───── Provided entries

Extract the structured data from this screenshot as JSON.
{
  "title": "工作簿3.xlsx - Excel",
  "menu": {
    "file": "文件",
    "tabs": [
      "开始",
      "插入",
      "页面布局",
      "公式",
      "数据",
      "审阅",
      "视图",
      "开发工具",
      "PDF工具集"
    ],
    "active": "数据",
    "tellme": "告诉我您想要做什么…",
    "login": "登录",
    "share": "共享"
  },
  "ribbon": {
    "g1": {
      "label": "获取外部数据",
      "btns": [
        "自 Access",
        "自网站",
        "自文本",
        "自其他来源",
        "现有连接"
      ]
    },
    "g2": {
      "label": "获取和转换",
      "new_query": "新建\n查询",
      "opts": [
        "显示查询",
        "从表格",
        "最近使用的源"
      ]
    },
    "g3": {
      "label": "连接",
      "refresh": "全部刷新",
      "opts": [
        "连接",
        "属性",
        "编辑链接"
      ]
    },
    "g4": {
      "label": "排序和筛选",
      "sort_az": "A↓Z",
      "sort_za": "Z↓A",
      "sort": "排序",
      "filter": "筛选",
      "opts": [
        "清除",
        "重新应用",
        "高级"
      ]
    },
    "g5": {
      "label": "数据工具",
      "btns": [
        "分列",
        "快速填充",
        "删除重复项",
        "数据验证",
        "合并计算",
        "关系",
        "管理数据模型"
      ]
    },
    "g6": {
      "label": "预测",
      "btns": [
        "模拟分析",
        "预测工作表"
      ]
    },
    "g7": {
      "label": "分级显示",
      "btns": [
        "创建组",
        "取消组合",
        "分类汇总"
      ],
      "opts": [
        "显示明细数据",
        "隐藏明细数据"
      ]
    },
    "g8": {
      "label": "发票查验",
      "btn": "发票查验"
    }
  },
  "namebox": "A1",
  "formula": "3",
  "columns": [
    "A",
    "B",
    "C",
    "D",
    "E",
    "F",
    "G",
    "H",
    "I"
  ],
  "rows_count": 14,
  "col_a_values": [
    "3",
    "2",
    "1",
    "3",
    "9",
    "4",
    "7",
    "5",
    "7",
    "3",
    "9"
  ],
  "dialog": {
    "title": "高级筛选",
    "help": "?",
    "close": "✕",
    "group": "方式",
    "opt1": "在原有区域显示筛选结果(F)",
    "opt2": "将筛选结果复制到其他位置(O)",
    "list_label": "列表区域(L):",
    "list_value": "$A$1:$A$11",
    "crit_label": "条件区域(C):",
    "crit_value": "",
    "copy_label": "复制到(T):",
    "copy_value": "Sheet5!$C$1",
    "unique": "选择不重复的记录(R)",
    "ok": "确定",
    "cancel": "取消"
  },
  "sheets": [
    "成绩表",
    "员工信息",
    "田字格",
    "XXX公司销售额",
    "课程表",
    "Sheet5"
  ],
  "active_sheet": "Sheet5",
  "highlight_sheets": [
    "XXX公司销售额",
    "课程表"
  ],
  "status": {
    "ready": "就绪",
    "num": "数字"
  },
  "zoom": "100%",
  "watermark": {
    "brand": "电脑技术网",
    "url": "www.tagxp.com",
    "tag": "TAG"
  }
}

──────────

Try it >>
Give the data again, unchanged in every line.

Problem solution >>
Extract the structured data from this screenshot as JSON.
{
  "title": "工作簿3.xlsx - Excel",
  "menu": {
    "file": "文件",
    "tabs": [
      "开始",
      "插入",
      "页面布局",
      "公式",
      "数据",
      "审阅",
      "视图",
      "开发工具",
      "PDF工具集"
    ],
    "active": "数据",
    "tellme": "告诉我您想要做什么…",
    "login": "登录",
    "share": "共享"
  },
  "ribbon": {
    "g1": {
      "label": "获取外部数据",
      "btns": [
        "自 Access",
        "自网站",
        "自文本",
        "自其他来源",
        "现有连接"
      ]
    },
    "g2": {
      "label": "获取和转换",
      "new_query": "新建\n查询",
      "opts": [
        "显示查询",
        "从表格",
        "最近使用的源"
      ]
    },
    "g3": {
      "label": "连接",
      "refresh": "全部刷新",
      "opts": [
        "连接",
        "属性",
        "编辑链接"
      ]
    },
    "g4": {
      "label": "排序和筛选",
      "sort_az": "A↓Z",
      "sort_za": "Z↓A",
      "sort": "排序",
      "filter": "筛选",
      "opts": [
        "清除",
        "重新应用",
        "高级"
      ]
    },
    "g5": {
      "label": "数据工具",
      "btns": [
        "分列",
        "快速填充",
        "删除重复项",
        "数据验证",
        "合并计算",
        "关系",
        "管理数据模型"
      ]
    },
    "g6": {
      "label": "预测",
      "btns": [
        "模拟分析",
        "预测工作表"
      ]
    },
    "g7": {
      "label": "分级显示",
      "btns": [
        "创建组",
        "取消组合",
        "分类汇总"
      ],
      "opts": [
        "显示明细数据",
        "隐藏明细数据"
      ]
    },
    "g8": {
      "label": "发票查验",
      "btn": "发票查验"
    }
  },
  "namebox": "A1",
  "formula": "3",
  "columns": [
    "A",
    "B",
    "C",
    "D",
    "E",
    "F",
    "G",
    "H",
    "I"
  ],
  "rows_count": 14,
  "col_a_values": [
    "3",
    "2",
    "1",
    "3",
    "9",
    "4",
    "7",
    "5",
    "7",
    "3",
    "9"
  ],
  "dialog": {
    "title": "高级筛选",
    "help": "?",
    "close": "✕",
    "group": "方式",
    "opt1": "在原有区域显示筛选结果(F)",
    "opt2": "将筛选结果复制到其他位置(O)",
    "list_label": "列表区域(L):",
    "list_value": "$A$1:$A$11",
    "crit_label": "条件区域(C):",
    "crit_value": "",
    "copy_label": "复制到(T):",
    "copy_value": "Sheet5!$C$1",
    "unique": "选择不重复的记录(R)",
    "ok": "确定",
    "cancel": "取消"
  },
  "sheets": [
    "成绩表",
    "员工信息",
    "田字格",
    "XXX公司销售额",
    "课程表",
    "Sheet5"
  ],
  "active_sheet": "Sheet5",
  "highlight_sheets": [
    "XXX公司销售额",
    "课程表"
  ],
  "status": {
    "ready": "就绪",
    "num": "数字"
  },
  "zoom": "100%",
  "watermark": {
    "brand": "电脑技术网",
    "url": "www.tagxp.com",
    "tag": "TAG"
  }
}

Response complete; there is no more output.